Analytic and Synthetic: Kant and the Problem of First Principles
Philosophy of Religion (http://www.friesian.com/religion.htm)
History of Philosophy (http://www.friesian.com/history.htm)
Home Page (http://www.friesian.com/#kant)
Problems of justification are covered elsewhere (http://www.friesian.com/founda-2.htm). In Kant's theory, complications arise over Kant's original, "architectonic," conception of intuition (Anschauung) because, as considered in the main essay on Kant, perception itself comes to be seen (in the Transcendental Deduction) as a product of mental activity. If perception is itself active and intellectual, then the simple distinction between sensible and intellectual intuition, or even between intuition and thought, becomes confused. Friesians like Nelson don't deal with his very well and tend to take over Kant's own naive version of the theory.
However, as is examined in detail in The Origin of Value in a Transcendent Function (http://www.friesian.com/origin/) ("Intuition and the Immanent Object (http://www.friesian.com/origin/chap-3.htm#sect-6)), the immediacy of intuition that is lost when we consider perception to be the result of active mental synthesis returns when we realize that this synthesis is an activity that cannot occur in the conscious mind. Perception is spontaneously produced by a preconscious activity; and even if it is governed by Kant's "pure concepts of the understanding" as rules of synthesis, these concepts do not accompany the results as conceptual or semantic content. Perception can occur without being understood, without particular things being seen, or without a particular recognition determined by the percept -- as in the Gestalt tricks where different things (e.g. faces or candlesticks) can be seen in the same shapes. The difference between conceptual meaning and perceptual object must be maintained, even when the empiricist tabula rasa is rejected and mental processes are allowed into the formation of perception. It is thus possible to continue speaking of intuition pretty much as Kant and the Friesian do, even after taking into account the way that the Transcendental Deduction undermines Kant's original view of intuition. There is also the ontological aspect to this, that the phenomenal objects immanent in perception are undecidably (http://www.friesian.com/undecd-1.htm) both real/external and subjective/internal.
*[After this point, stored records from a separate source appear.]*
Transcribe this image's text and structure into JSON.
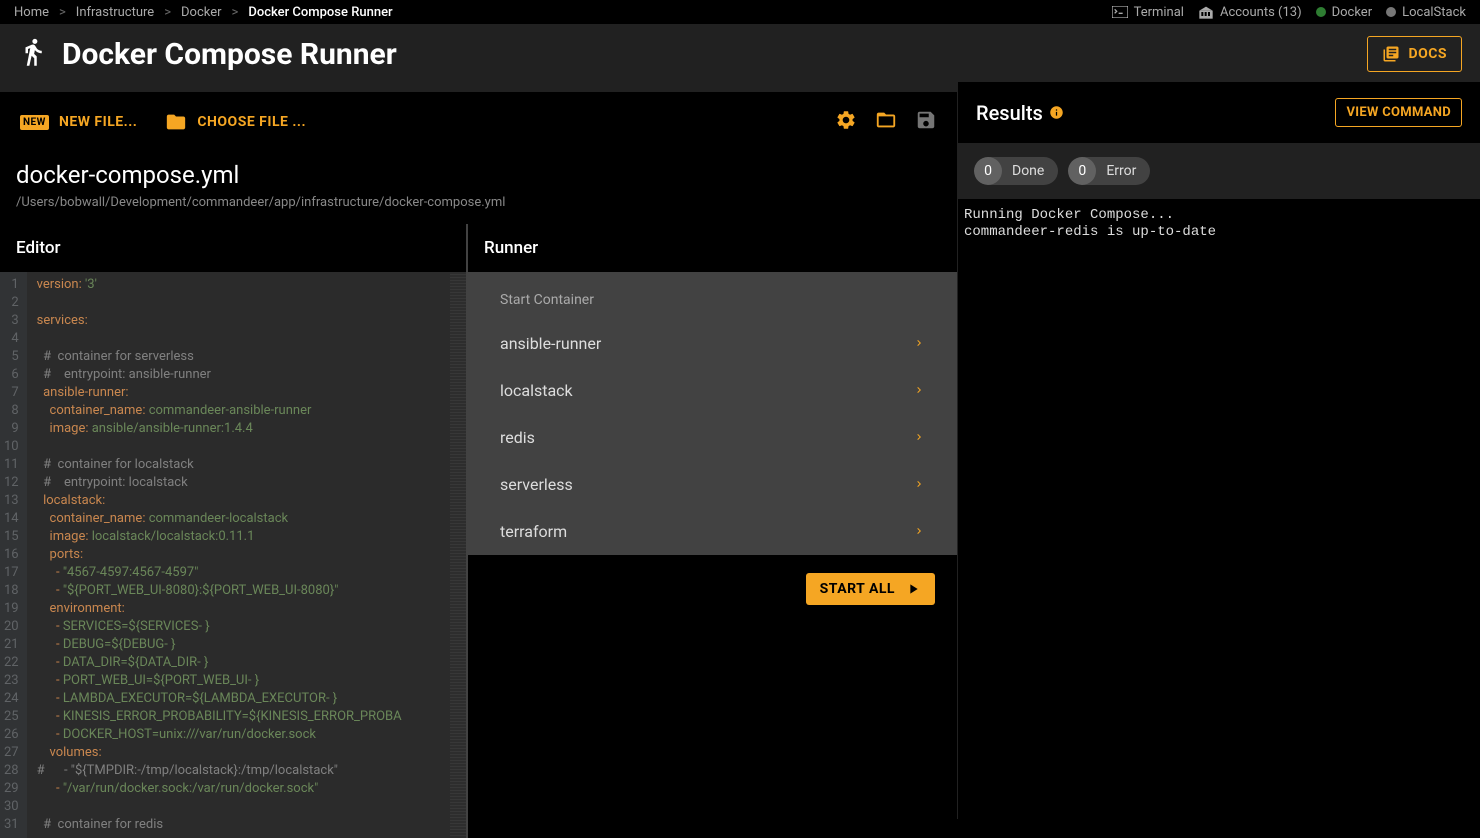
{
  "breadcrumbs": [
    "Home",
    "Infrastructure",
    "Docker",
    "Docker Compose Runner"
  ],
  "topright": {
    "terminal": "Terminal",
    "accounts": "Accounts (13)",
    "docker": "Docker",
    "localstack": "LocalStack"
  },
  "header": {
    "title": "Docker Compose Runner",
    "docs_btn": "DOCS"
  },
  "toolbar": {
    "new_file": "NEW FILE...",
    "choose_file": "CHOOSE FILE ...",
    "new_badge": "NEW"
  },
  "file": {
    "name": "docker-compose.yml",
    "path": "/Users/bobwall/Development/commandeer/app/infrastructure/docker-compose.yml"
  },
  "editor": {
    "title": "Editor"
  },
  "runner": {
    "title": "Runner",
    "section_label": "Start Container",
    "items": [
      "ansible-runner",
      "localstack",
      "redis",
      "serverless",
      "terraform"
    ],
    "start_all": "START ALL"
  },
  "results": {
    "title": "Results",
    "view_cmd": "VIEW COMMAND",
    "done_count": "0",
    "done_label": "Done",
    "error_count": "0",
    "error_label": "Error",
    "log": "Running Docker Compose...\ncommandeer-redis is up-to-date"
  },
  "code_lines": [
    {
      "n": 1,
      "t": [
        [
          "k",
          "version"
        ],
        [
          "p",
          ": "
        ],
        [
          "s",
          "'3'"
        ]
      ]
    },
    {
      "n": 2,
      "t": []
    },
    {
      "n": 3,
      "t": [
        [
          "k",
          "services"
        ],
        [
          "p",
          ":"
        ]
      ]
    },
    {
      "n": 4,
      "t": []
    },
    {
      "n": 5,
      "t": [
        [
          "i",
          1
        ],
        [
          "c",
          "#  container for serverless"
        ]
      ]
    },
    {
      "n": 6,
      "t": [
        [
          "i",
          1
        ],
        [
          "c",
          "#    entrypoint: ansible-runner"
        ]
      ]
    },
    {
      "n": 7,
      "t": [
        [
          "i",
          1
        ],
        [
          "k",
          "ansible-runner"
        ],
        [
          "p",
          ":"
        ]
      ]
    },
    {
      "n": 8,
      "t": [
        [
          "i",
          2
        ],
        [
          "k",
          "container_name"
        ],
        [
          "p",
          ": "
        ],
        [
          "x",
          "commandeer-ansible-runner"
        ]
      ]
    },
    {
      "n": 9,
      "t": [
        [
          "i",
          2
        ],
        [
          "k",
          "image"
        ],
        [
          "p",
          ": "
        ],
        [
          "x",
          "ansible/ansible-runner:1.4.4"
        ]
      ]
    },
    {
      "n": 10,
      "t": []
    },
    {
      "n": 11,
      "t": [
        [
          "i",
          1
        ],
        [
          "c",
          "#  container for localstack"
        ]
      ]
    },
    {
      "n": 12,
      "t": [
        [
          "i",
          1
        ],
        [
          "c",
          "#    entrypoint: localstack"
        ]
      ]
    },
    {
      "n": 13,
      "t": [
        [
          "i",
          1
        ],
        [
          "k",
          "localstack"
        ],
        [
          "p",
          ":"
        ]
      ]
    },
    {
      "n": 14,
      "t": [
        [
          "i",
          2
        ],
        [
          "k",
          "container_name"
        ],
        [
          "p",
          ": "
        ],
        [
          "x",
          "commandeer-localstack"
        ]
      ]
    },
    {
      "n": 15,
      "t": [
        [
          "i",
          2
        ],
        [
          "k",
          "image"
        ],
        [
          "p",
          ": "
        ],
        [
          "x",
          "localstack/localstack:0.11.1"
        ]
      ]
    },
    {
      "n": 16,
      "t": [
        [
          "i",
          2
        ],
        [
          "k",
          "ports"
        ],
        [
          "p",
          ":"
        ]
      ]
    },
    {
      "n": 17,
      "t": [
        [
          "i",
          3
        ],
        [
          "p",
          "- "
        ],
        [
          "s",
          "\"4567-4597:4567-4597\""
        ]
      ]
    },
    {
      "n": 18,
      "t": [
        [
          "i",
          3
        ],
        [
          "p",
          "- "
        ],
        [
          "s",
          "\"${PORT_WEB_UI-8080}:${PORT_WEB_UI-8080}\""
        ]
      ]
    },
    {
      "n": 19,
      "t": [
        [
          "i",
          2
        ],
        [
          "k",
          "environment"
        ],
        [
          "p",
          ":"
        ]
      ]
    },
    {
      "n": 20,
      "t": [
        [
          "i",
          3
        ],
        [
          "p",
          "- "
        ],
        [
          "x",
          "SERVICES=${SERVICES- }"
        ]
      ]
    },
    {
      "n": 21,
      "t": [
        [
          "i",
          3
        ],
        [
          "p",
          "- "
        ],
        [
          "x",
          "DEBUG=${DEBUG- }"
        ]
      ]
    },
    {
      "n": 22,
      "t": [
        [
          "i",
          3
        ],
        [
          "p",
          "- "
        ],
        [
          "x",
          "DATA_DIR=${DATA_DIR- }"
        ]
      ]
    },
    {
      "n": 23,
      "t": [
        [
          "i",
          3
        ],
        [
          "p",
          "- "
        ],
        [
          "x",
          "PORT_WEB_UI=${PORT_WEB_UI- }"
        ]
      ]
    },
    {
      "n": 24,
      "t": [
        [
          "i",
          3
        ],
        [
          "p",
          "- "
        ],
        [
          "x",
          "LAMBDA_EXECUTOR=${LAMBDA_EXECUTOR- }"
        ]
      ]
    },
    {
      "n": 25,
      "t": [
        [
          "i",
          3
        ],
        [
          "p",
          "- "
        ],
        [
          "x",
          "KINESIS_ERROR_PROBABILITY=${KINESIS_ERROR_PROBA"
        ]
      ]
    },
    {
      "n": 26,
      "t": [
        [
          "i",
          3
        ],
        [
          "p",
          "- "
        ],
        [
          "x",
          "DOCKER_HOST=unix:///var/run/docker.sock"
        ]
      ]
    },
    {
      "n": 27,
      "t": [
        [
          "i",
          2
        ],
        [
          "k",
          "volumes"
        ],
        [
          "p",
          ":"
        ]
      ]
    },
    {
      "n": 28,
      "t": [
        [
          "c",
          "#      - \"${TMPDIR:-/tmp/localstack}:/tmp/localstack\""
        ]
      ]
    },
    {
      "n": 29,
      "t": [
        [
          "i",
          3
        ],
        [
          "p",
          "- "
        ],
        [
          "s",
          "\"/var/run/docker.sock:/var/run/docker.sock\""
        ]
      ]
    },
    {
      "n": 30,
      "t": []
    },
    {
      "n": 31,
      "t": [
        [
          "i",
          1
        ],
        [
          "c",
          "#  container for redis"
        ]
      ]
    }
  ]
}
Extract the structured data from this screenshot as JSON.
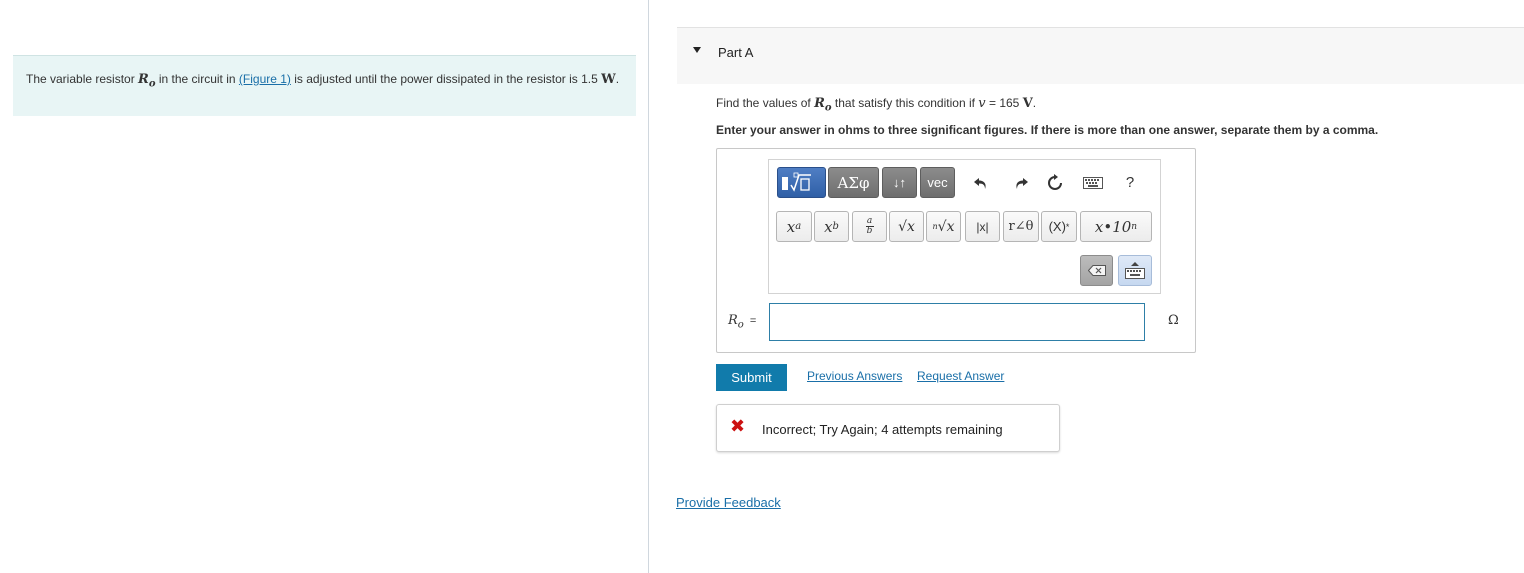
{
  "intro": {
    "t1": "The variable resistor ",
    "var_R": "R",
    "var_sub": "o",
    "t2": " in the circuit in ",
    "figure_link": "(Figure 1)",
    "t3": " is adjusted until the power dissipated in the resistor is 1.5 ",
    "unit_W": "W",
    "t4": "."
  },
  "part": {
    "title": "Part A"
  },
  "question": {
    "t1": "Find the values of ",
    "var_R": "R",
    "var_sub": "o",
    "t2": " that satisfy this condition if ",
    "var_v": "v",
    "t3": " = 165 ",
    "unit_V": "V",
    "t4": ".",
    "instructions": "Enter your answer in ohms to three significant figures. If there is more than one answer, separate them by a comma."
  },
  "toolbar": {
    "templates_label": "▮√▢",
    "greek_label": "ΑΣφ",
    "arrows_label": "↓↑",
    "vec_label": "vec",
    "help_label": "?",
    "sup_x": "x",
    "sup_a": "a",
    "sub_x": "x",
    "sub_b": "b",
    "frac_top": "a",
    "frac_bot": "b",
    "sqrt_label": "√x",
    "nroot_n": "n",
    "nroot_label": "√x",
    "abs_label": "|x|",
    "polar_label": "r∠θ",
    "conj_label": "(X)",
    "conj_star": "*",
    "sci_label": "x•10",
    "sci_n": "n"
  },
  "answer": {
    "label_R": "R",
    "label_sub": "o",
    "label_eq": "=",
    "value": "",
    "unit": "Ω"
  },
  "actions": {
    "submit": "Submit",
    "previous_answers": "Previous Answers",
    "request_answer": "Request Answer"
  },
  "feedback": {
    "icon": "✖",
    "message": "Incorrect; Try Again; 4 attempts remaining"
  },
  "footer": {
    "provide_feedback": "Provide Feedback"
  }
}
In arguments about mathematics and set theory, "intuitionism" tends to mean something else, which can be very confusing. Mathematical intuitionists don't like mathematical or logical constructions that cannot be visualized (hence, "intuited") and so tend to be wary or disapproving of infinities. Such scruples, however, which may be empiricist in origin, seem to have had little effect on the practice of mathematics and, if taken seriously, would make much of modern mathematics, including non-Euclidean geometry (http://www.friesian.com/curved-1.htm), suspect. While Kant might be said to be a kind of intuitionist in this sense, since he thinks that the axioms of geometry and arithmetic are grounded by visualization, there is nothing to prevent the logical extension of mathematics beyond our capacity for visualization, which in fact is what has occurred. While Kant's mathematics is somewhat intuitionistic in the modern mathematical sense, it is not necessarily intuitionistic in the traditional epistemic sense, since our mathematical "intuitions," e.g. "that looks like a triangle," can be wrong. The Kantian mathematical intuition is much more like perception, an empirical intuition, than it is like a true self-justifying, evidentiary intuition -- a Kantian mathematical intuition, like an empirical intuition, can be misunderstood, while the evidentiary intuition of (epistemic) intuitionism is itself a kind of infallible understanding. To prevent confusion, the mathematical sense of "intuition" and "intuitionism" is not used in the text.